The Explainer: Thoughts on the Contador decision

Dear Readers,
It’s been a little more than a day since the International Court of Arbitration for Sport released its decision in the Contador case.

The big news is already out, mainly that Alberto Contador was found to be guilty of having violated Articles 21.1 and 21.2 of the UCI’s Anti-Doping Rules. That resulted in a two-year suspension, officially beginning on January 25, 2011 and, with credit applied for the time he served on provisional suspension, ending on August 5 of this year.

By finding that a violation occurred during the event, Contador was automatically stripped of his victory at the 2010 Tour de France. Furthermore, those results he acquired during the period now deemed to be part of his suspension would also be negated. Most notably, that means he is no longer the official winner of the 2011 Giro d’Italia.
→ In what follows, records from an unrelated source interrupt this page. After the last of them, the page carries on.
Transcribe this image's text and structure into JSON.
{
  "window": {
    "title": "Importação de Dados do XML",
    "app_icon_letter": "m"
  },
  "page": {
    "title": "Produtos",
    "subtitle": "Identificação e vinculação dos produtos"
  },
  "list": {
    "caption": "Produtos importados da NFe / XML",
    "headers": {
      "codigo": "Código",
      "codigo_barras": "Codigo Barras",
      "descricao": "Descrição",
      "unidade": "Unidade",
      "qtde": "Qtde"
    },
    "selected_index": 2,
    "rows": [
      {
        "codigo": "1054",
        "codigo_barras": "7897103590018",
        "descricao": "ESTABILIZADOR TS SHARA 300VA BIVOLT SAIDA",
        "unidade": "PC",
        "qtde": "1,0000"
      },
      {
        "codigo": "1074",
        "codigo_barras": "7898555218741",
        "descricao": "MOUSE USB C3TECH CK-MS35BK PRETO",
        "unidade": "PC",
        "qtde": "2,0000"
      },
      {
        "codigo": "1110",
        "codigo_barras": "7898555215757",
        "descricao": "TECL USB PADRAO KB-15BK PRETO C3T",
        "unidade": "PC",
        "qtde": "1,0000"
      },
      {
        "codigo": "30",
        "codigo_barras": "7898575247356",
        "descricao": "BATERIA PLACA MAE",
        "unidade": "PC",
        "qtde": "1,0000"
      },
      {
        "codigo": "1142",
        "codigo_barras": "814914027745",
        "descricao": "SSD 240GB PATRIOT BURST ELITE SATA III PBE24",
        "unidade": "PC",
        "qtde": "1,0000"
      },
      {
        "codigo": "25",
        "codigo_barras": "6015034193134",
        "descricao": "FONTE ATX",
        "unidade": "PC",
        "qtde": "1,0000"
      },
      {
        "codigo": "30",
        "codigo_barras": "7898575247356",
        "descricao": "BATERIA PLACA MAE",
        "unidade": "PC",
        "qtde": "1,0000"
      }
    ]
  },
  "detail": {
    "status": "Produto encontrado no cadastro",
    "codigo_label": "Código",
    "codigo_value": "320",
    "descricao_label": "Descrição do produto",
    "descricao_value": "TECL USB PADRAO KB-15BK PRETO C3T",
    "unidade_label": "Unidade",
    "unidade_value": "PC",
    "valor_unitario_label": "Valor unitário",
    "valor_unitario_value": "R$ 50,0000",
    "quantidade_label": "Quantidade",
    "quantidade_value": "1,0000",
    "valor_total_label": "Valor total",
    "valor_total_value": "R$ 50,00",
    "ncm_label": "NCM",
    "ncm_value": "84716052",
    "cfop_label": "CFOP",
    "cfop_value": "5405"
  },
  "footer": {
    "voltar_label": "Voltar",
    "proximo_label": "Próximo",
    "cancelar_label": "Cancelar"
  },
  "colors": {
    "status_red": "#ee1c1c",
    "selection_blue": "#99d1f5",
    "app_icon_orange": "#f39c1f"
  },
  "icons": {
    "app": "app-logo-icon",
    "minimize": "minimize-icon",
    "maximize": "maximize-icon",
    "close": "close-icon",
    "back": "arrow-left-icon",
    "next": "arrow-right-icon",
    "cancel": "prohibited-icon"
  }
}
Okay, all of that stuff we know, but a number of you raised questions about the decision, the defenses raised, the allegations made and the term of the suspension itself. Fortunately, the three-member CAS panel spelled out its reasoning quite carefully in a well-drafted opinion. I know that many of us don’t consider a 98-page legal document to be the height of recreational reading and it took me a while to sort through the thing myself. I was actually pretty impressed, though, by the work of the three attorneys on the panel, who may have taken a little more time than any of us would have liked, but did a thorough job in explaining their reasoning.

So, using the decision letter, the UCI’s Anti-Doping Rules and the WADA Code as guides, let’s tackle a few of the more common questions I’ve received over the last day or so. The questions that appear below may represent edited or merged questions I’ve received. Some have come from emails sent directly, via Twitter and Facebook and in the comments section below the original news story.

Read the full story on Red Kite Prayer.